There is an excellent formula on the Agriculture Victoria website which helps you to calculate your catchment area potential. The formula can be used across all states as long as adjustments are made to take into account the Location Factor. You will see what is meant by this once you visit the site.
The focus here is on wetland design that prioritises biodiversity values, therefore the ideal wetland is one that allows for maximum biodiversity values to be expressed.
This is best achieved when the wetland allows for a broad mixture of plants to be established both on the edges and inside the wetland itself, via a relatively shallow gradient transition.
While certain areas of the wetland can be designed to be deep, it is important that the edges allow for a variety of plants – both those that require shallow water levels and those best suited to deeper water to establish – to create high shoreline complexity.
For example. Maundia triglochinoides, found in south-eastern Queensland grows in waters up to 50cm deep, while Craspedia species like seasonally wet areas and do not thrive in permanent water.
Each state will have aquatic plants indigenous to its area. It is therefore wise to research what those plants are and find a local nursery that specialises in aquatic indigenous wetland plants.
Alternatively, look out for someone who has wetland plants on their property. If you are able to identify them and ensure that no weed plants are present at their site, then transplanting wetland plants from one wetland/dam to another is extremely easy to do.

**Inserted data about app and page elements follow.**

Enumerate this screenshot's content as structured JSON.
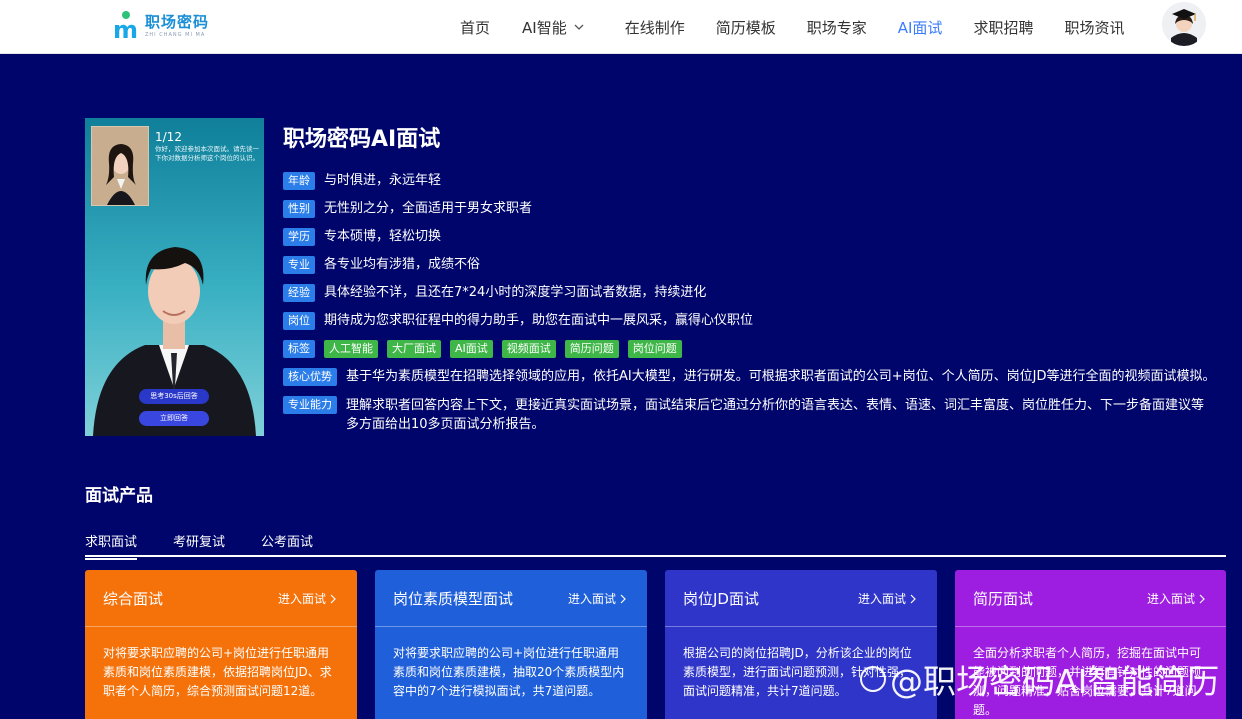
{
  "header": {
    "logo_text": "职场密码",
    "logo_sub": "ZHI CHANG MI MA",
    "nav": [
      {
        "label": "首页"
      },
      {
        "label": "AI智能"
      },
      {
        "label": "在线制作"
      },
      {
        "label": "简历模板"
      },
      {
        "label": "职场专家"
      },
      {
        "label": "AI面试"
      },
      {
        "label": "求职招聘"
      },
      {
        "label": "职场资讯"
      }
    ],
    "active_nav": "AI面试"
  },
  "hero": {
    "counter": "1/12",
    "question": "你好，欢迎参加本次面试。请先读一下你对数据分析师这个岗位的认识。",
    "think_button": "思考30s后回答",
    "answer_button": "立即回答",
    "title": "职场密码AI面试",
    "attributes": [
      {
        "tag": "年龄",
        "text": "与时俱进，永远年轻"
      },
      {
        "tag": "性别",
        "text": "无性别之分，全面适用于男女求职者"
      },
      {
        "tag": "学历",
        "text": "专本硕博，轻松切换"
      },
      {
        "tag": "专业",
        "text": "各专业均有涉猎，成绩不俗"
      },
      {
        "tag": "经验",
        "text": "具体经验不详，且还在7*24小时的深度学习面试者数据，持续进化"
      },
      {
        "tag": "岗位",
        "text": "期待成为您求职征程中的得力助手，助您在面试中一展风采，赢得心仪职位"
      }
    ],
    "labels_tag": "标签",
    "labels": [
      "人工智能",
      "大厂面试",
      "AI面试",
      "视频面试",
      "简历问题",
      "岗位问题"
    ],
    "core_tag": "核心优势",
    "core_text": "基于华为素质模型在招聘选择领域的应用，依托AI大模型，进行研发。可根据求职者面试的公司+岗位、个人简历、岗位JD等进行全面的视频面试模拟。",
    "ability_tag": "专业能力",
    "ability_text": "理解求职者回答内容上下文，更接近真实面试场景，面试结束后它通过分析你的语言表达、表情、语速、词汇丰富度、岗位胜任力、下一步备面建议等多方面给出10多页面试分析报告。"
  },
  "products": {
    "title": "面试产品",
    "tabs": [
      "求职面试",
      "考研复试",
      "公考面试"
    ],
    "enter_label": "进入面试",
    "cards": [
      {
        "name": "综合面试",
        "color": "#f5720a",
        "desc": "对将要求职应聘的公司+岗位进行任职通用素质和岗位素质建模，依据招聘岗位JD、求职者个人简历，综合预测面试问题12道。"
      },
      {
        "name": "岗位素质模型面试",
        "color": "#1f5fd9",
        "desc": "对将要求职应聘的公司+岗位进行任职通用素质和岗位素质建模，抽取20个素质模型内容中的7个进行模拟面试，共7道问题。"
      },
      {
        "name": "岗位JD面试",
        "color": "#2f35c9",
        "desc": "根据公司的岗位招聘JD，分析该企业的岗位素质模型，进行面试问题预测，针对性强，面试问题精准，共计7道问题。"
      },
      {
        "name": "简历面试",
        "color": "#9d1de0",
        "desc": "全面分析求职者个人简历，挖掘在面试中可能被问到的问题，并进行有针对性的问题预测，问题精准，贴合岗位需要，共计7道问题。"
      }
    ]
  },
  "watermark": "@职场密码AI智能简历"
}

Alisma plantago-aquatica is commonly found in many states and has very small pale pink to white flowers. Hydrocotyle verticillate sits just above the water’s surface with its pretty round leaves marked by shallow rounded teeth, not to be confused with the invasive Hydrocotyle ranunculoides which is a serious weed in Western Australia.
Billy Buttons such as Craspedia paludicola have distinct yellow heads that stand tall and vibrant in the sun in seasonally wet soil. Sedges such as Baumea arthrophylla and Baumea rubiginosa are commonly planted on the wetland fringe and shallow waters edge.

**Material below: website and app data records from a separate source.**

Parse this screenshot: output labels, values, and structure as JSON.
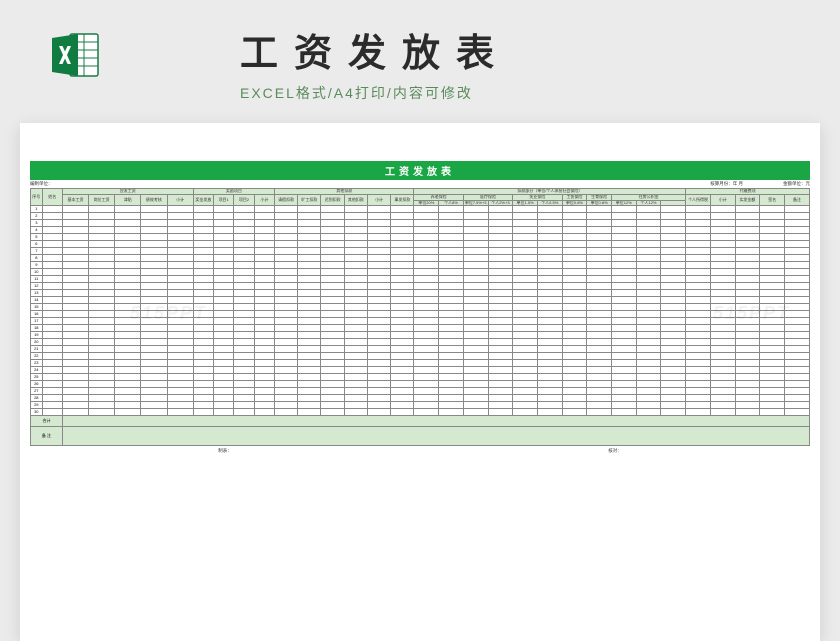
{
  "header": {
    "title": "工资发放表",
    "subtitle": "EXCEL格式/A4打印/内容可修改"
  },
  "watermark": "515PPT",
  "sheet": {
    "titleBar": "工资发放表",
    "meta": {
      "unitLabel": "编制单位：",
      "periodLabel": "核算月份：",
      "periodValue": "年  月",
      "moneyUnit": "金额单位：元"
    },
    "group1": {
      "seq": "序号",
      "name": "姓名",
      "payable": "应发工资",
      "basic": "基本工资",
      "post": "岗位工资",
      "allowance": "津贴",
      "perf": "绩效考核",
      "sub": "小计"
    },
    "group2": {
      "title": "奖励项目",
      "bonus": "奖金发放",
      "item1": "项目1",
      "item2": "项目2",
      "sub": "小计"
    },
    "group3": {
      "title": "其他扣款",
      "deduct": "请假扣款",
      "absent": "旷工扣款",
      "late": "迟到扣款",
      "other": "其他扣款",
      "sub": "小计",
      "actual": "事发扣款"
    },
    "group4": {
      "title": "扣款部分（单位/个人承担社会保险）",
      "pension": "养老保险",
      "pensionCo": "单位20%",
      "pensionSelf": "个人8%",
      "medical": "医疗保险",
      "medicalCo": "单位7.5%+3",
      "medicalSelf": "个人2%+3",
      "unemp": "失业保险",
      "unempCo": "单位1.5%",
      "unempSelf": "个人0.5%",
      "injury": "工伤保险",
      "injuryCo": "单位0.8%",
      "birth": "生育保险",
      "birthCo": "单位0.8%",
      "fund": "住房公积金",
      "fundCo": "单位12%",
      "fundSelf": "个人12%"
    },
    "group5": {
      "title": "代缴费项",
      "tax": "个人所得税",
      "sub": "小计",
      "actualPay": "实发金额",
      "sign": "签名",
      "remark": "备注"
    },
    "totalLabel": "合计",
    "remarkLabel": "备 注",
    "footer": {
      "maker": "制表：",
      "checker": "核对："
    },
    "rowCount": 30
  }
}
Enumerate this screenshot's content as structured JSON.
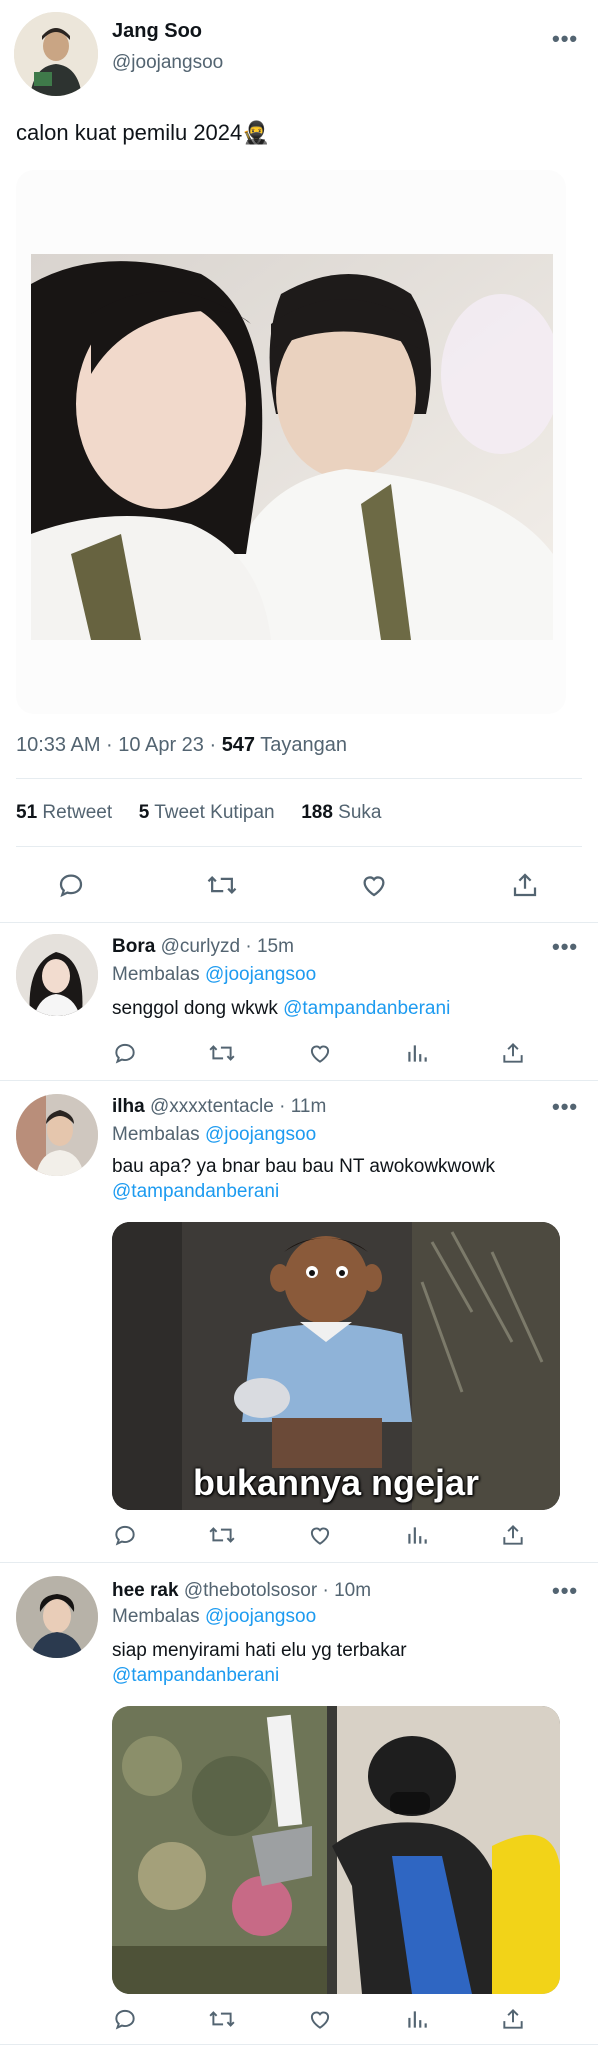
{
  "main_tweet": {
    "author_name": "Jang Soo",
    "author_handle": "@joojangsoo",
    "text": "calon kuat pemilu 2024🥷",
    "time": "10:33 AM · 10 Apr 23 · ",
    "views_count": "547",
    "views_label": "Tayangan",
    "retweets_count": "51",
    "retweets_label": "Retweet",
    "quotes_count": "5",
    "quotes_label": "Tweet Kutipan",
    "likes_count": "188",
    "likes_label": "Suka"
  },
  "replies": [
    {
      "name": "Bora",
      "handle": "@curlyzd",
      "time": "· 15m",
      "replying_prefix": "Membalas",
      "replying_to": "@joojangsoo",
      "text": "senggol dong wkwk",
      "mention": "@tampandanberani"
    },
    {
      "name": "ilha",
      "handle": "@xxxxtentacle",
      "time": "· 11m",
      "replying_prefix": "Membalas",
      "replying_to": "@joojangsoo",
      "text": "bau apa? ya bnar bau bau NT awokowkwowk",
      "mention": "@tampandanberani",
      "media_caption": "bukannya ngejar"
    },
    {
      "name": "hee rak",
      "handle": "@thebotolsosor",
      "time": "· 10m",
      "replying_prefix": "Membalas",
      "replying_to": "@joojangsoo",
      "text": "siap menyirami hati elu yg terbakar",
      "mention": "@tampandanberani"
    }
  ],
  "colors": {
    "link": "#1d9bf0",
    "secondary_text": "#536471",
    "divider": "#e6ecf0"
  }
}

Plants in the genus Bolboschoenus, Carex and Chorizandra, Cladium, and Cyperus all include sedges that form habitat of great importance for many animals. Plants in the family Goodeniaceae, which includes Gunnera cordifolia a Tasmanian species. Haloragis brownie “Swamp raspwort” a sprawling herb and species in the genus Myriophyllum can add great diversity.

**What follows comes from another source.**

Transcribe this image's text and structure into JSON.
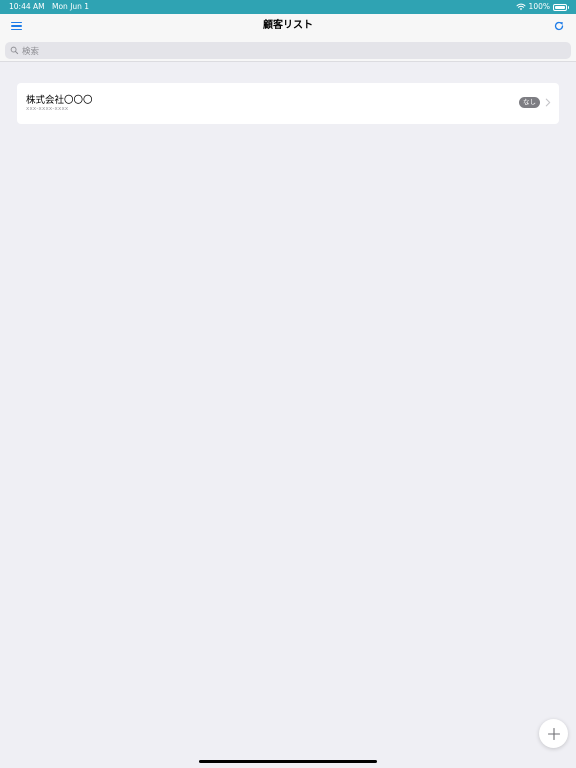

The family Juncaceae, the rushes, grow in seasonally wet or waterlogged soils with the tallest species standing five metres in stem length. The family Juncaginaceae include the tuberous-rooted species Triglochin, whose roots are a traditional food in Australia.
The plants listed here are but a tiny sample of many described in the book ‘Aquatic and Wetland Plants: A Field Guide for Non-tropical Australia’ by Nick Romanowski (CSIRO Publishing, 1998).
How to use your wetland
A well-designed wetland is a thing of great beauty. A heavenly paradise of biodiversity and orchestral singing: birds, frogs, dragonflies, visiting ducks and swans, brolgas, depending on where you live.
Think of it as the most amazing natural swimming pool, where all the indigenous plants you have introduced filter and absorb nutrients. In summer the wind passes through the water’s surface cooling down local microclimates through evapotranspiration.
The trees on its perimeter provide shade and create a perfect place to read a book or to take a snooze. Snakes will be drawn to it too, but once you learn to live with them you will find the pleasure of the wetland far outweighs any fears.
Wetlands once thrived in all states of Australia, but many have been drained during colonisation to make way for development.
Wetlands, waterholes, sumplands, swamps, damplands are powerhouses of biodiversity, they support endless lifeforms.
They are the taps, showers, loungerooms, kitchens and restaurants of the animal world and for us they are beautiful places filled with the theatre of the wild. By reintroducing wetlands to our landscape we are reintroducing life itself.
Images: Village Dreaming